↓↓↓
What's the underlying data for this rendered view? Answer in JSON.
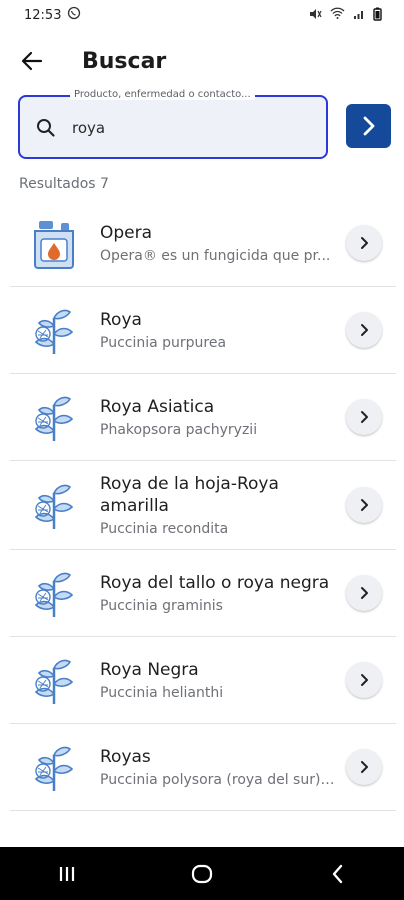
{
  "status_bar": {
    "time": "12:53"
  },
  "header": {
    "title": "Buscar"
  },
  "search": {
    "label": "Producto, enfermedad o contacto...",
    "value": "roya"
  },
  "results": {
    "label": "Resultados 7",
    "items": [
      {
        "title": "Opera",
        "subtitle": "Opera® es un fungicida que pr...",
        "icon": "product-jug-icon"
      },
      {
        "title": "Roya",
        "subtitle": "Puccinia purpurea",
        "icon": "plant-disease-icon"
      },
      {
        "title": "Roya Asiatica",
        "subtitle": "Phakopsora pachyryzii",
        "icon": "plant-disease-icon"
      },
      {
        "title": "Roya de la hoja-Roya amarilla",
        "subtitle": "Puccinia recondita",
        "icon": "plant-disease-icon"
      },
      {
        "title": "Roya del tallo o roya negra",
        "subtitle": "Puccinia graminis",
        "icon": "plant-disease-icon"
      },
      {
        "title": "Roya Negra",
        "subtitle": "Puccinia helianthi",
        "icon": "plant-disease-icon"
      },
      {
        "title": "Royas",
        "subtitle": "Puccinia polysora (roya del sur) ...",
        "icon": "plant-disease-icon"
      }
    ]
  },
  "colors": {
    "accent": "#154a9a",
    "focus": "#2b39d6",
    "icon_blue": "#4a7fc8"
  }
}
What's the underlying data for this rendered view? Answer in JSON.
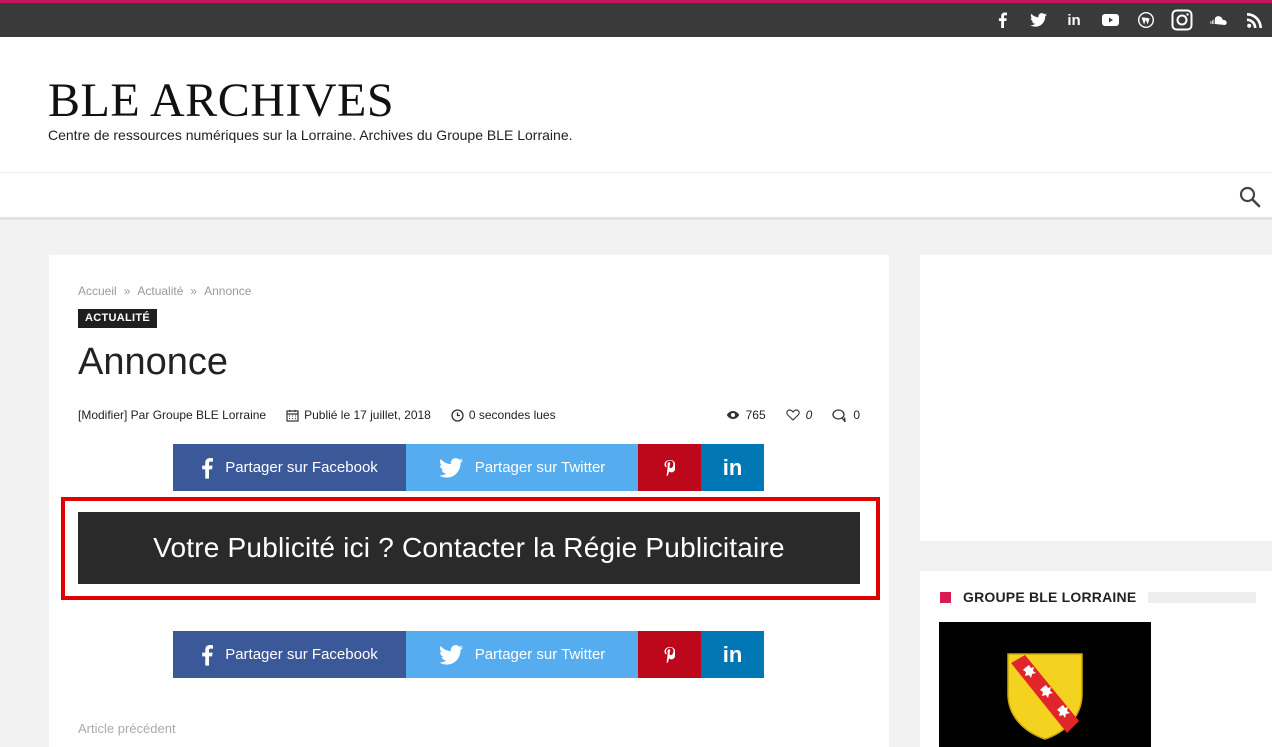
{
  "topbar": {
    "social_icons": [
      "facebook-icon",
      "twitter-icon",
      "linkedin-icon",
      "youtube-icon",
      "wordpress-icon",
      "instagram-icon",
      "soundcloud-icon",
      "rss-icon"
    ],
    "linkedin_text": "in"
  },
  "header": {
    "site_title": "BLE ARCHIVES",
    "tagline": "Centre de ressources numériques sur la Lorraine. Archives du Groupe BLE Lorraine."
  },
  "breadcrumb": {
    "items": [
      "Accueil",
      "Actualité",
      "Annonce"
    ],
    "separator": "»"
  },
  "post": {
    "category": "ACTUALITÉ",
    "title": "Annonce",
    "author_line": "[Modifier] Par Groupe BLE Lorraine",
    "published": "Publié le 17 juillet, 2018",
    "read_time": "0 secondes lues",
    "views": "765",
    "likes": "0",
    "comments": "0"
  },
  "share": {
    "facebook": "Partager sur Facebook",
    "twitter": "Partager sur Twitter",
    "linkedin": "in"
  },
  "ad": {
    "text": "Votre Publicité ici ? Contacter la Régie Publicitaire"
  },
  "nav_links": {
    "prev": "Article précédent"
  },
  "sidebar": {
    "widget_title": "GROUPE BLE LORRAINE"
  },
  "colors": {
    "topbar": "#3a3a3a",
    "accent": "#c2185b",
    "facebook": "#3b5898",
    "twitter": "#55acee",
    "pinterest": "#bd081c",
    "linkedin": "#0077b5",
    "ad_outline": "#e00000"
  }
}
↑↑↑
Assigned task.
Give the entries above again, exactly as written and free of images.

Solution for this problem.
What's the underlying data for this rendered view? Answer in JSON.
{
  "status_bar": {
    "time": "12:53"
  },
  "header": {
    "title": "Buscar"
  },
  "search": {
    "label": "Producto, enfermedad o contacto...",
    "value": "roya"
  },
  "results": {
    "label": "Resultados 7",
    "items": [
      {
        "title": "Opera",
        "subtitle": "Opera® es un fungicida que pr...",
        "icon": "product-jug-icon"
      },
      {
        "title": "Roya",
        "subtitle": "Puccinia purpurea",
        "icon": "plant-disease-icon"
      },
      {
        "title": "Roya Asiatica",
        "subtitle": "Phakopsora pachyryzii",
        "icon": "plant-disease-icon"
      },
      {
        "title": "Roya de la hoja-Roya amarilla",
        "subtitle": "Puccinia recondita",
        "icon": "plant-disease-icon"
      },
      {
        "title": "Roya del tallo o roya negra",
        "subtitle": "Puccinia graminis",
        "icon": "plant-disease-icon"
      },
      {
        "title": "Roya Negra",
        "subtitle": "Puccinia helianthi",
        "icon": "plant-disease-icon"
      },
      {
        "title": "Royas",
        "subtitle": "Puccinia polysora (roya del sur) ...",
        "icon": "plant-disease-icon"
      }
    ]
  },
  "colors": {
    "accent": "#154a9a",
    "focus": "#2b39d6",
    "icon_blue": "#4a7fc8"
  }
}
What's the underlying data for this rendered view? Answer in JSON.
{
  "topbar": {
    "social_icons": [
      "facebook-icon",
      "twitter-icon",
      "linkedin-icon",
      "youtube-icon",
      "wordpress-icon",
      "instagram-icon",
      "soundcloud-icon",
      "rss-icon"
    ],
    "linkedin_text": "in"
  },
  "header": {
    "site_title": "BLE ARCHIVES",
    "tagline": "Centre de ressources numériques sur la Lorraine. Archives du Groupe BLE Lorraine."
  },
  "breadcrumb": {
    "items": [
      "Accueil",
      "Actualité",
      "Annonce"
    ],
    "separator": "»"
  },
  "post": {
    "category": "ACTUALITÉ",
    "title": "Annonce",
    "author_line": "[Modifier] Par Groupe BLE Lorraine",
    "published": "Publié le 17 juillet, 2018",
    "read_time": "0 secondes lues",
    "views": "765",
    "likes": "0",
    "comments": "0"
  },
  "share": {
    "facebook": "Partager sur Facebook",
    "twitter": "Partager sur Twitter",
    "linkedin": "in"
  },
  "ad": {
    "text": "Votre Publicité ici ? Contacter la Régie Publicitaire"
  },
  "nav_links": {
    "prev": "Article précédent"
  },
  "sidebar": {
    "widget_title": "GROUPE BLE LORRAINE"
  },
  "colors": {
    "topbar": "#3a3a3a",
    "accent": "#c2185b",
    "facebook": "#3b5898",
    "twitter": "#55acee",
    "pinterest": "#bd081c",
    "linkedin": "#0077b5",
    "ad_outline": "#e00000"
  }
}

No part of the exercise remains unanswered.